psychology notes.

This site was originally created in 2009 as a virtual repository for all of the various psychology and therapy-related things (quotes, articles, videos, music, pictures) I came across both online and in my work as a psychotherapist. It has morphed into something slightly different in the past four years, and is now perhaps slightly more outward facing, but is still at heart a place for me to collect and share things related to the life of the mind.

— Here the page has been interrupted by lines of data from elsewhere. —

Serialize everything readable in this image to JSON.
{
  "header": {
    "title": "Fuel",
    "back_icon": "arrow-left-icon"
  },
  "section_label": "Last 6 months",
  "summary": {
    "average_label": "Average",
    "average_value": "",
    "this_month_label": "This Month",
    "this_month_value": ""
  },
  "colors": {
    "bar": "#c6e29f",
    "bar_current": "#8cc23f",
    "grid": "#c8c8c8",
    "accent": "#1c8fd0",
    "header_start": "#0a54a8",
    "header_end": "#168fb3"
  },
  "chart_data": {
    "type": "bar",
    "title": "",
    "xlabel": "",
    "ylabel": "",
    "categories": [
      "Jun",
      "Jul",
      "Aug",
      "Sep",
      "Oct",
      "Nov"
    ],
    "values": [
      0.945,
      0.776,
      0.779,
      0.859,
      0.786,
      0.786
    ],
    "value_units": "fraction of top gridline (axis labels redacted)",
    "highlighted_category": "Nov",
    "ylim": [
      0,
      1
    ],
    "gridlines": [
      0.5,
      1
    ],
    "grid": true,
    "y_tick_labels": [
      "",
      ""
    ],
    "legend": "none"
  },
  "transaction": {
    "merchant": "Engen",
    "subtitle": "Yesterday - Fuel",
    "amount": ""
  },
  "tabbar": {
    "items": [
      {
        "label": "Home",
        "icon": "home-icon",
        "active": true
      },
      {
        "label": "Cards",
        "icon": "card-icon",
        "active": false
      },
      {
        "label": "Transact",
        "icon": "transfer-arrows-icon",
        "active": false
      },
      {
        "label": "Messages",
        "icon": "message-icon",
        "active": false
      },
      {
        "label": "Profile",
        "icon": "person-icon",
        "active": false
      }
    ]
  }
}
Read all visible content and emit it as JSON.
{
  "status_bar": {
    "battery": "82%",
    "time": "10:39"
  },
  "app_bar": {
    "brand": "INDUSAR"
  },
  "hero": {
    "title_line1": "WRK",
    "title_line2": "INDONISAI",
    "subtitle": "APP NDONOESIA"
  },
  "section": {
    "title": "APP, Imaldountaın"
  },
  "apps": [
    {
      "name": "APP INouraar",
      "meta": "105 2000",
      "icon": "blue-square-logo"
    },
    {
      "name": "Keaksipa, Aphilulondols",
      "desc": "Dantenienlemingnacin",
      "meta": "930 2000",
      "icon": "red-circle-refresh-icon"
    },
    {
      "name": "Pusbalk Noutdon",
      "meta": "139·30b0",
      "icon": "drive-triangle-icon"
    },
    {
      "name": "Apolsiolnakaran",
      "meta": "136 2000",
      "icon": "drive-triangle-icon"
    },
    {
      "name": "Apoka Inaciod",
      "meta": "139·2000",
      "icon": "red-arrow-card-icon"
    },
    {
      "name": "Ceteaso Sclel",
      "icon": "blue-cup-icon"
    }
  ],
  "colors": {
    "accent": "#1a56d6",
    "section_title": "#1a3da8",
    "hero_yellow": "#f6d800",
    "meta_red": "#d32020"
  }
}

Disclaimer: Posting something to this site does not mean that I necessarily agree with or endorse the opinions being expressed therein. All text on this site is informational and for educational purposes only. This site is not meant to be a substitute for professional mental health or medical advice, diagnosis, or treatment. Always seek the advice of your physician or other qualified mental health provider with any questions regarding a medical condition or mental health issue. Do not disregard professional medical advice or delay in seeking it because of something you have read on this site.


And please, be kind to one another.


excerpt:

Never before has the pressure to perform on high-stakes tests been so intense or meant so much for a child’s academic future. As more school districts strive for accountability, standardized tests have proliferated. The pressure to do well on achievement tests for college is filtering its way down to lower grades, so that even third graders feel as if they are on trial. Students get the message that class work isn’t what counts, and that the standardized exam is the truer measure. Sure, you did your homework and wrote a great history report — but this test is going to find out how smart you really are. Critics argue that all this test-taking is churning out sleep-deprived, overworked, miserable children.

But some children actually do better under competitive, stressful circumstances. Why can Jacob thrive under pressure, while it undoes Noah? And how should that difference inform the way we think about high-stakes testing? An emerging field of research — and a pioneering study from Taiwan — has begun to offer some clues. Like any kind of human behavior, our response to competitive pressure is derived from a complex set of factors — how we were raised, our skills and experience, the hormones that we marinated in as fetuses. There is also a genetic component: One particular gene, referred to as the COMT gene, could to a large degree explain why one child is more prone to be a worrier, while another may be unflappable, or in the memorable phrasing of David Goldman, a geneticist at the National Institutes of Health, more of a warrior.

Understanding their propensity to become stressed and how to deal with it can help children compete. Stress turns out to be far more complicated than we’ve assumed, and far more under our control than we imagine. Unlike long-term stress, short-term stress can actually help people perform, and viewing it that way changes its effect. Even for those genetically predisposed to anxiety, the antidote isn’t necessarily less competition — it’s more competition. It just needs to be the right kind.

  1. theseviolentdelights reblogged this from psychotherapy
  2. i-love-cheesecake reblogged this from tititvillus
  3. arsonistandlace reblogged this from psychotherapy
  4. bee-barragan reblogged this from psychotherapy
  5. spilt-laughter reblogged this from psychotherapy
  6. ohthatblondechick reblogged this from prosencephalicmusings
  7. cookiesforchristmas reblogged this from see-kate-fight
  8. snappedcrayon reblogged this from psychotherapy
  9. mayhugh reblogged this from byalicelee
  10. aimerange reblogged this from psychotherapy
  11. neverendingnowhere reblogged this from psychotherapy
  12. birdee-blake reblogged this from psychotherapy